Postmodernist theorists believe that much of what has been written about culture in the Westem world is Eurocentric- that it is based on the uncritical assumption that European culture (including its dispersed versions in countries such as the United States. Australia, and South Africa) is the true, universal culture in which all the world’s people ought to believe (Lemert, 1997). By contrast, postmodcrnists believe we should  speak of cultures, rather than culture. However, Jean Baudrillard, one of the best-known French social theorists, believes that ~e world of culture today is based on simulation, not reality. According to Buudrillurd, sociallii~ is much more a spectacle that simulates reality than reality itself. People often gain “reality” from the media. where reality is not always as it might  appear. Many U.S. children, upon entering school for the first time. have already watched more hours of television than the total number of hours of classroom instruction they will encounter in their entire school careers (Lemert, 1997). Add to this the number of hours that some will have spent playing computer games or surfi ng the Internet. Baudrillard refers 10 (his social creation as hyperreatity=« situation in which the simulation of reality is more real than the thing itsclf. For Baudrillard, everyday life has been captured by the signs and symbols generated to represent it. and we ultimately relate to simulations and models as if they were reality. Baudrillard () 983) uses Disneyland as an example
of a simulation that conceals the reality that exists outside rather than inside the boundaries of the artificial perimeter. According to  Baudrillard, Disney-like theme parks constitute a form of seduction that substitutes symbolic (seductive) power for real power. particularly the ability to bring about social change.

From this perspective. amusement park “guests” may feel like “survivors” after enduring the rapid speed and gravity-defying movements of the roller coaster rides or see themselves as “winners” after surviving fights with hideous cartoon villains on the “dark rides”-when they have actually experienced the substitution of an appearance of power over their lives for the absence of real power.
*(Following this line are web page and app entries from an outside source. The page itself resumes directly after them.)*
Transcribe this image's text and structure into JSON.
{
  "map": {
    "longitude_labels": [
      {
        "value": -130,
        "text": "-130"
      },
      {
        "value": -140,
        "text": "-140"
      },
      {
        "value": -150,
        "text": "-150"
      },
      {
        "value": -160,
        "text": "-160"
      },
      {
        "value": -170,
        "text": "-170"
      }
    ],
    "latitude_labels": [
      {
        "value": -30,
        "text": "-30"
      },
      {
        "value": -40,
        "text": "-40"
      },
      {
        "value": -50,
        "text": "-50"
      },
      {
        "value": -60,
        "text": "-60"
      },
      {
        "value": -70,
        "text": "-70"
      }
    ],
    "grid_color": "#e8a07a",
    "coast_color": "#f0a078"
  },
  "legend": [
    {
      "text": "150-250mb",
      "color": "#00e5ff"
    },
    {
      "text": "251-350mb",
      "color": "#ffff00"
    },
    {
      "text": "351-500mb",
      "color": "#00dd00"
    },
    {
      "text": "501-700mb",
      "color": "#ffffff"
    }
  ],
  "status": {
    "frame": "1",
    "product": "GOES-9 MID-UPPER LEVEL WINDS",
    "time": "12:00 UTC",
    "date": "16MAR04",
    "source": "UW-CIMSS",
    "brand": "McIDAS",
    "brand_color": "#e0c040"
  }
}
Similarly. the anthropologist Stephen M. Fjellman (1992) studied Disney World in Orlando, Florida, and noted that people may forget. at least briefly, that the outside world can he threatening while they stroll Disney World’s streets without fear of crime or automobiles. Although this freedom may be temporarily empoweriag, it may also lull people into accepting a “worldview that presents an idealized United States as heaven…. How nice if they could all be like us-with kids. a dog, and General Electric appliances- in a world whose only problems are avoiding Captain Hook, the witch’s apple, and Toad Hall weasels” (Fjelhnan, 1992: 317).

In their examination of culture. postrnodernist social theoristsmake us aware of the fact that no single perspective can grasp the complexity and diversity of the social world. They also make us aware that reality may not be what it seems. According to the postrnodernist view, no one authority can claim to know social reality, and we should deconstruct-take apart and subject to intense critical scrutiny=-existing beliefs and theories about culture in hopes of gaining new insights {Ritzer, 1997). Although postmodern theories of culture have been criticized on a number of grounds. we will examine only three. One criticism is postrnodernlsm’s lack of a clear conceptualization c.f ideas. Another is the tendency to critique other perspectives as being “grand narratives,” whereas postmodernists offer their own varieties of such narratives. Finally. some analysts believe that postmodern analyses of culture lead to profound pessimism about the future. The Concept Quick Review summarizes the COmponents of culture as well as how the four major perspcctivcs view culture.